Brands are what unite is, reaching across language and culture. Starbucks is where the world comes together. Were we naive to think we would escape the dreadful corporate with its truly terrible coffee? Yes, probably. The first shock was early on. There’s a Starbucks in the Grande Place in Brussels – right there beside the fantastic old buildings clustered timelessly around the cobbled square, there it is with its telltale green logo (Medusa with a smiley face). The only place we didn’t see one was Sofia – and that doesn’t mean there isn’t a Sofia branch, simply that we were spared it. In Istanbul, it’s proudly located on Taksim Square serving the young and trendy along with the Turkish coffee refusniks. McDonalds has been global for ages and it has begun to merge into the background, its signs now starting to age and fade, already part of the trans-European vernacular. H&M, Accessorise, they’re all there or thereabouts. Very depressing, very banal.
Before I start to act my age and sound disapproving, the mobile networks have been amazing.

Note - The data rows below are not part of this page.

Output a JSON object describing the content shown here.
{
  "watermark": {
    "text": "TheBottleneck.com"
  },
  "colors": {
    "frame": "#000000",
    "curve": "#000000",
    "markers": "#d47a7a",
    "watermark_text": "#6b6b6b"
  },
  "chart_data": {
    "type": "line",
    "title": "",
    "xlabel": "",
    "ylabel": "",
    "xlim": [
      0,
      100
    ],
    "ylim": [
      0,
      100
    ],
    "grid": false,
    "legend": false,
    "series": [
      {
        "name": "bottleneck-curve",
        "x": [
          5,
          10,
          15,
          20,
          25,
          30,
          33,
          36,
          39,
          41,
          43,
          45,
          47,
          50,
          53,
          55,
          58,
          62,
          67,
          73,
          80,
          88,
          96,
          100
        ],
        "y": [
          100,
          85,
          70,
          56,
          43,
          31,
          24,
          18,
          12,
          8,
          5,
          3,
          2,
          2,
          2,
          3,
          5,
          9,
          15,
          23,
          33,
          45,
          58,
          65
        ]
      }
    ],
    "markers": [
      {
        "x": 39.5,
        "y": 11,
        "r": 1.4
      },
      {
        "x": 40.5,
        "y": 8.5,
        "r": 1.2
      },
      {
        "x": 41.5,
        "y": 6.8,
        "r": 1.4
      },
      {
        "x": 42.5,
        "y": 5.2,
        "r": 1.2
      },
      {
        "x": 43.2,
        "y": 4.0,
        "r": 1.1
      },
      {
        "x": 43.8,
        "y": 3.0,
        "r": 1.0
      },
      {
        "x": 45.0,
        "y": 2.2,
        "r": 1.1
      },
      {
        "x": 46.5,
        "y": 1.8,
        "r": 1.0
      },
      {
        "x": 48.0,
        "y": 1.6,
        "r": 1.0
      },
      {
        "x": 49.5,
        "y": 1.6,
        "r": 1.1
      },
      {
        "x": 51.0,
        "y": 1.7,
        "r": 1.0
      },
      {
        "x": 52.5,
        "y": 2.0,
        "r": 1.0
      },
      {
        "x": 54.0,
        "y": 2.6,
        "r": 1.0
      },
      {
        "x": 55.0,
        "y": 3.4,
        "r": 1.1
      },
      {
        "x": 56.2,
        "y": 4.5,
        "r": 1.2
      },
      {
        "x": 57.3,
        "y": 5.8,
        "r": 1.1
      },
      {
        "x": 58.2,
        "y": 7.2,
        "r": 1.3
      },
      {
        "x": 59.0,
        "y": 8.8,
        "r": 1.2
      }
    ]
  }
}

For someone who still thinks that flicking a switch on the wall to operate light, heat, sound and vision is a kind of magic, the fact that I could turn on my little phone in London and Istanbul and all points in between and pick up messages and emails was miraculous. And always with a delightful welcome message saying how happy Belgium, France, Germany, Austria, Slovenia, Croatia, Bulgaria, Turkey were to see me in their country. As I said in an earlier post, it was only in Serbia that no Welcome message pinged into texts, but the YUMTS YUGO3 network was welcome in itself.
Similarly with WIFI – even the most basic hotel or hostel has free WIFI so you can hook up wherever and whenever you want. Cafes and restaurants too. The world is young and online. Whether it’s good or bad, happy or sad, is probably irrelevant. It’s happened. (Minority report request from himself who thinks all this is a very bad thing indeed!)